Originally for this week I was going to wrap up the five reasons why God is real from the book, “The God Answers”. But while praying during Holy Hour in Adoration last Tuesday, I began reflecting on the life of St. Monica. It was her Feast Day, and the Lord moved me to write about her this week instead.
St. Monica (322-387 A.D.) was raised in a Christian home in North Africa. Early in life she struggled with alcoholism, sneaking wine from the family cellar, before being caught and overcoming the habit. She was given in marriage to an ill-tempered and adulterous pagan Roman official. She suffered greatly because of her husband and unkind mother-in-law who she lived with. Monica prayed hard for their conversion for many years. Her patience and kindness became a source of encouragement for other women in similar situations. Monica gave birth to three children, and was deeply saddened that her husband would not allow them to be baptized. Her oldest son, Augustine, caused her the most pain.
Augustine became very involved with groups who spread heresies about the Church. He was intrigued with worldly attractions, lust for women, and pagan philosophies. Monica was distressed to learn that her son was living an immoral life. For a while, she refused to let him eat or sleep in her house. Then one night she had a vision that assured her Augustine would return to the faith. From that time on, she stayed close to her son, praying and fasting for him. Despite the great anxiety and pain he caused her, Monica never stopped praying for him.
Eventually, through her persistence in prayer and good example, Monica’s husband converted to Christianity shortly before his death. Augustine experienced a profound conversion.
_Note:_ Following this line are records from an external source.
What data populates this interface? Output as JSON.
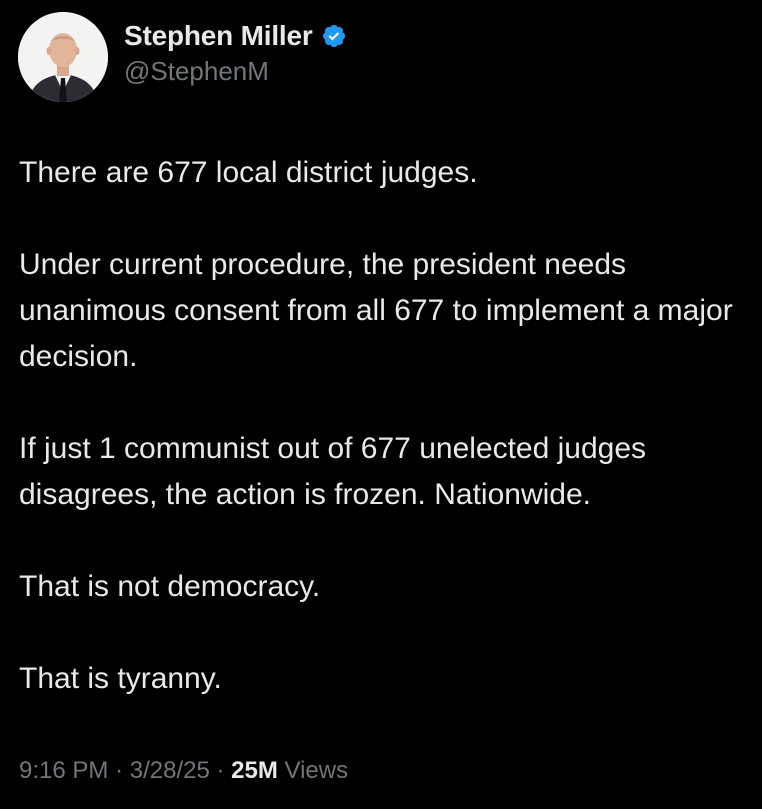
{
  "author": {
    "display_name": "Stephen Miller",
    "handle": "@StephenM",
    "verified_icon": "verified-badge-icon",
    "verified_color": "#1d9bf0"
  },
  "tweet": {
    "paragraphs": [
      "There are 677 local district judges.",
      "Under current procedure, the president needs unanimous consent from all 677 to implement a major decision.",
      "If just 1 communist out of 677 unelected judges disagrees, the action is frozen. Nationwide.",
      "That is not democracy.",
      "That is tyranny."
    ]
  },
  "meta": {
    "time": "9:16 PM",
    "separator": "·",
    "date": "3/28/25",
    "views_count": "25M",
    "views_label": "Views"
  },
  "colors": {
    "background": "#000000",
    "primary_text": "#e7e9ea",
    "secondary_text": "#71767b"
  }
}
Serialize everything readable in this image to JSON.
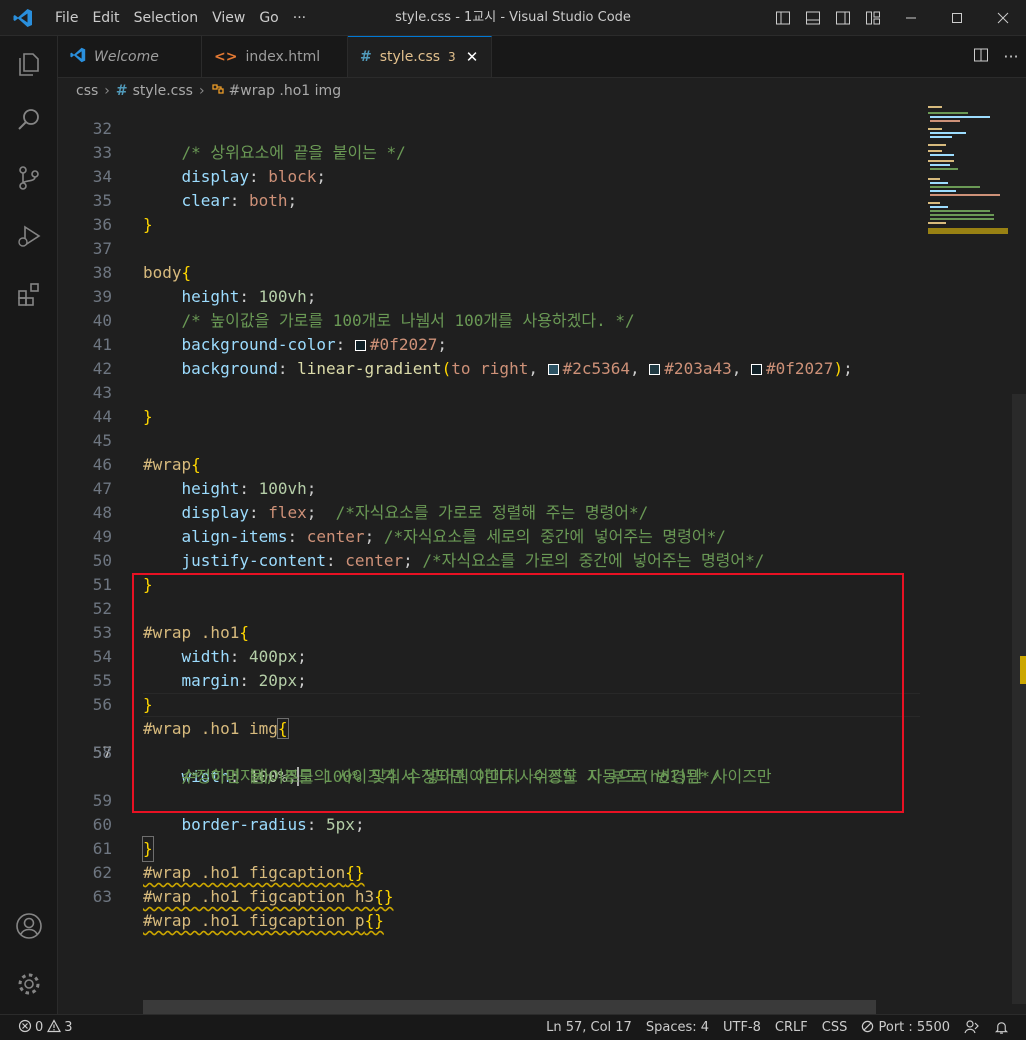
{
  "titlebar": {
    "menu": [
      "File",
      "Edit",
      "Selection",
      "View",
      "Go",
      "···"
    ],
    "title": "style.css - 1교시 - Visual Studio Code"
  },
  "tabs": [
    {
      "label": "Welcome",
      "icon": "vscode-icon"
    },
    {
      "label": "index.html",
      "icon": "html-icon",
      "glyph": "<>"
    },
    {
      "label": "style.css",
      "icon": "css-icon",
      "glyph": "#",
      "badge": "3"
    }
  ],
  "breadcrumb": {
    "folder": "css",
    "file": "style.css",
    "symbol": "#wrap .ho1 img"
  },
  "colors": {
    "accent": "#0078d4",
    "selection_box": "#e81123",
    "modified": "#e2c08d"
  },
  "editor": {
    "lines": {
      "l32": {
        "num": "32",
        "code": "    /* 상위요소에 끝을 붙이는 */"
      },
      "l33": {
        "num": "33",
        "prop": "display",
        "val": "block"
      },
      "l34": {
        "num": "34",
        "prop": "clear",
        "val": "both"
      },
      "l35": {
        "num": "35"
      },
      "l36": {
        "num": "36"
      },
      "l37": {
        "num": "37",
        "sel": "body"
      },
      "l38": {
        "num": "38",
        "prop": "height",
        "val": "100vh"
      },
      "l39": {
        "num": "39",
        "com": "/* 높이값을 가로를 100개로 나뉌서 100개를 사용하겠다. */"
      },
      "l40": {
        "num": "40",
        "prop": "background-color",
        "val": "#0f2027"
      },
      "l41": {
        "num": "41",
        "prop": "background",
        "fn": "linear-gradient",
        "dir": "to right",
        "c1": "#2c5364",
        "c2": "#203a43",
        "c3": "#0f2027"
      },
      "l42": {
        "num": "42"
      },
      "l43": {
        "num": "43"
      },
      "l44": {
        "num": "44"
      },
      "l45": {
        "num": "45",
        "sel": "#wrap"
      },
      "l46": {
        "num": "46",
        "prop": "height",
        "val": "100vh"
      },
      "l47": {
        "num": "47",
        "prop": "display",
        "val": "flex",
        "com": "/*자식요소를 가로로 정렬해 주는 명령어*/"
      },
      "l48": {
        "num": "48",
        "prop": "align-items",
        "val": "center",
        "com": "/*자식요소를 세로의 중간에 넣어주는 명령어*/"
      },
      "l49": {
        "num": "49",
        "prop": "justify-content",
        "val": "center",
        "com": "/*자식요소를 가로의 중간에 넣어주는 명령어*/"
      },
      "l50": {
        "num": "50"
      },
      "l51": {
        "num": "51"
      },
      "l52": {
        "num": "52",
        "sel": "#wrap .ho1"
      },
      "l53": {
        "num": "53",
        "prop": "width",
        "val": "400px"
      },
      "l54": {
        "num": "54",
        "prop": "margin",
        "val": "20px"
      },
      "l55": {
        "num": "55"
      },
      "l56": {
        "num": "56",
        "sel": "#wrap .ho1 img"
      },
      "l57": {
        "num": "57",
        "prop": "width",
        "val": "100%"
      },
      "l58": {
        "num": "58",
        "com": "/* 이미지사이즈를 100% 맞춰서 넣어줘야한다. 수정할 시 부모(ho1)만 사이즈만",
        "com2": "수정하면 됨, 부모의 사이즈가 수정되면 이미지사이즈도 자동으로 변경됨*/"
      },
      "l59": {
        "num": "59",
        "prop": "border-radius",
        "val": "5px"
      },
      "l60": {
        "num": "60"
      },
      "l61": {
        "num": "61",
        "sel": "#wrap .ho1 figcaption"
      },
      "l62": {
        "num": "62",
        "sel": "#wrap .ho1 figcaption h3"
      },
      "l63": {
        "num": "63",
        "sel": "#wrap .ho1 figcaption p"
      }
    }
  },
  "statusbar": {
    "errors": "0",
    "warnings": "3",
    "position": "Ln 57, Col 17",
    "spaces": "Spaces: 4",
    "encoding": "UTF-8",
    "eol": "CRLF",
    "language": "CSS",
    "port": "Port : 5500"
  }
}
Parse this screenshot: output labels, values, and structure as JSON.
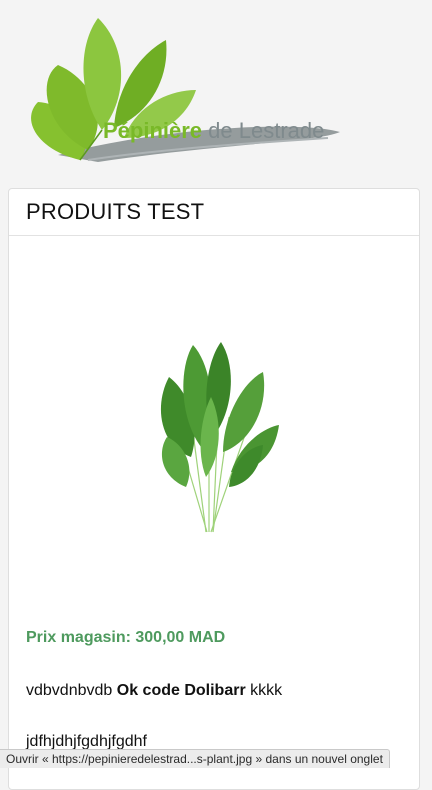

He was baptized, and lived the rest of his life in holiness, prayer, and penance. Augustine became a priest, bishop, theologian, writer, and the founder of a religious order of priests. Augustine was declared a Saint and Doctor of the Church. He is considered one of the most influential saints and theologians to have ever lived. His writings are widely read to this very day. As for St. Monica, everything we know of her heroic virtue is from the writings of her son.
As parents, it’s hard to watch our children wander away from the Church and live a wayward lifestyle. St. Monica is a model of patience for parents. Her long years of prayer, coupled with a strong, well-disciplined character, finally led to the conversion of her hot-tempered husband, her cantankerous mother-in-law and her brilliant but wayward son. May she be an example for us to never give up. St. Monica is the patron saint of home makers, difficult marriages, alcoholism, abuse victims, victims of adultery, widows, and parents facing family difficulties. Her feast day is August 27th.
May we pray this week… St. Monica, for the sake of my children, please teach me to persist in faithful prayer as you did for your son’s sake. Inspire me to behave in ways that will gently bring my children closer to Christ. Pray for me, and for my children, that we may acquire heaven, joining with you, there, in offering constant and thankful praise to God. Amen
PS – Next week, we will finish “Is God Real?” with Reason No. 5 – Personal Experience.